(Task goal) Lines in the listing below that include the word "true" need to be copied.

(Stored data)
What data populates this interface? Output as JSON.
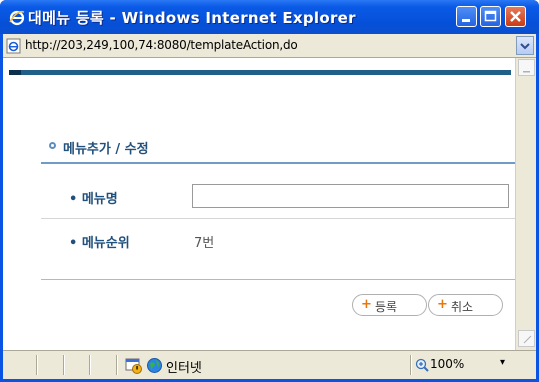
{
  "window": {
    "title": "대메뉴 등록 - Windows Internet Explorer",
    "icon": "ie-logo-icon"
  },
  "address_bar": {
    "url": "http://203,249,100,74:8080/templateAction,do"
  },
  "form": {
    "section_title": "메뉴추가 / 수정",
    "rows": [
      {
        "label": "• 메뉴명",
        "value": ""
      },
      {
        "label": "• 메뉴순위",
        "value": "7번"
      }
    ],
    "buttons": {
      "register_label": "등록",
      "cancel_label": "취소"
    }
  },
  "status_bar": {
    "zone_label": "인터넷",
    "zoom_label": "100%",
    "zoom_dropdown": "▾"
  },
  "colors": {
    "titlebar": "#0a54e3",
    "accent_label": "#21507c",
    "header_bar": "#1f5f88",
    "button_plus": "#e8760f"
  }
}
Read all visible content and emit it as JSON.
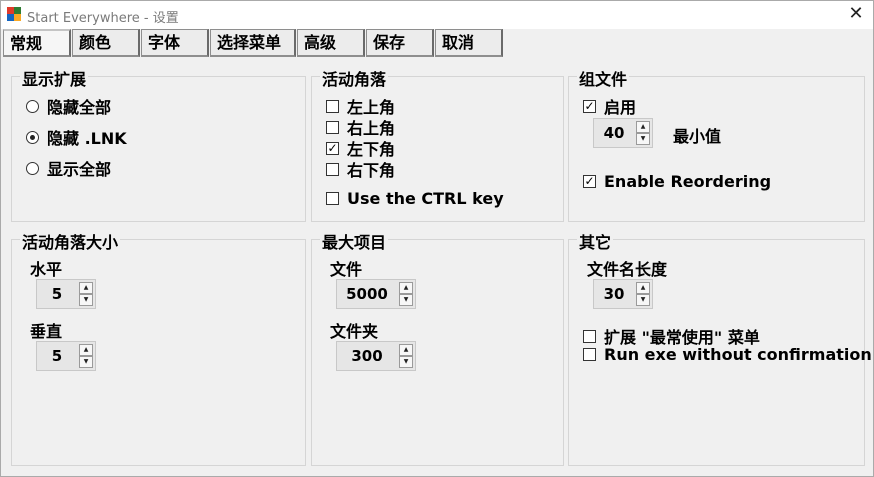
{
  "window": {
    "title": "Start Everywhere - 设置",
    "close_glyph": "✕"
  },
  "tabs": [
    "常规",
    "颜色",
    "字体",
    "选择菜单",
    "高级",
    "保存",
    "取消"
  ],
  "display_ext": {
    "title": "显示扩展",
    "options": [
      {
        "label": "隐藏全部",
        "selected": false
      },
      {
        "label": "隐藏 .LNK",
        "selected": true
      },
      {
        "label": "显示全部",
        "selected": false
      }
    ]
  },
  "hot_corners": {
    "title": "活动角落",
    "items": [
      {
        "label": "左上角",
        "checked": false
      },
      {
        "label": "右上角",
        "checked": false
      },
      {
        "label": "左下角",
        "checked": true
      },
      {
        "label": "右下角",
        "checked": false
      }
    ],
    "ctrl_key": {
      "label": "Use the CTRL key",
      "checked": false
    }
  },
  "group_files": {
    "title": "组文件",
    "enable": {
      "label": "启用",
      "checked": true
    },
    "min_value": "40",
    "min_label": "最小值",
    "reorder": {
      "label": "Enable Reordering",
      "checked": true
    }
  },
  "corner_size": {
    "title": "活动角落大小",
    "horizontal_label": "水平",
    "horizontal_value": "5",
    "vertical_label": "垂直",
    "vertical_value": "5"
  },
  "max_items": {
    "title": "最大项目",
    "files_label": "文件",
    "files_value": "5000",
    "folders_label": "文件夹",
    "folders_value": "300"
  },
  "other": {
    "title": "其它",
    "filename_length_label": "文件名长度",
    "filename_length_value": "30",
    "extend_recent": {
      "label": "扩展 \"最常使用\" 菜单",
      "checked": false
    },
    "run_exe": {
      "label": "Run exe without confirmation",
      "checked": false
    }
  },
  "icons": {
    "check_mark": "✓",
    "spin_up": "▲",
    "spin_down": "▼"
  }
}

(Result of the task)
        "selected": true
        "checked": true
      "checked": true
      "checked": true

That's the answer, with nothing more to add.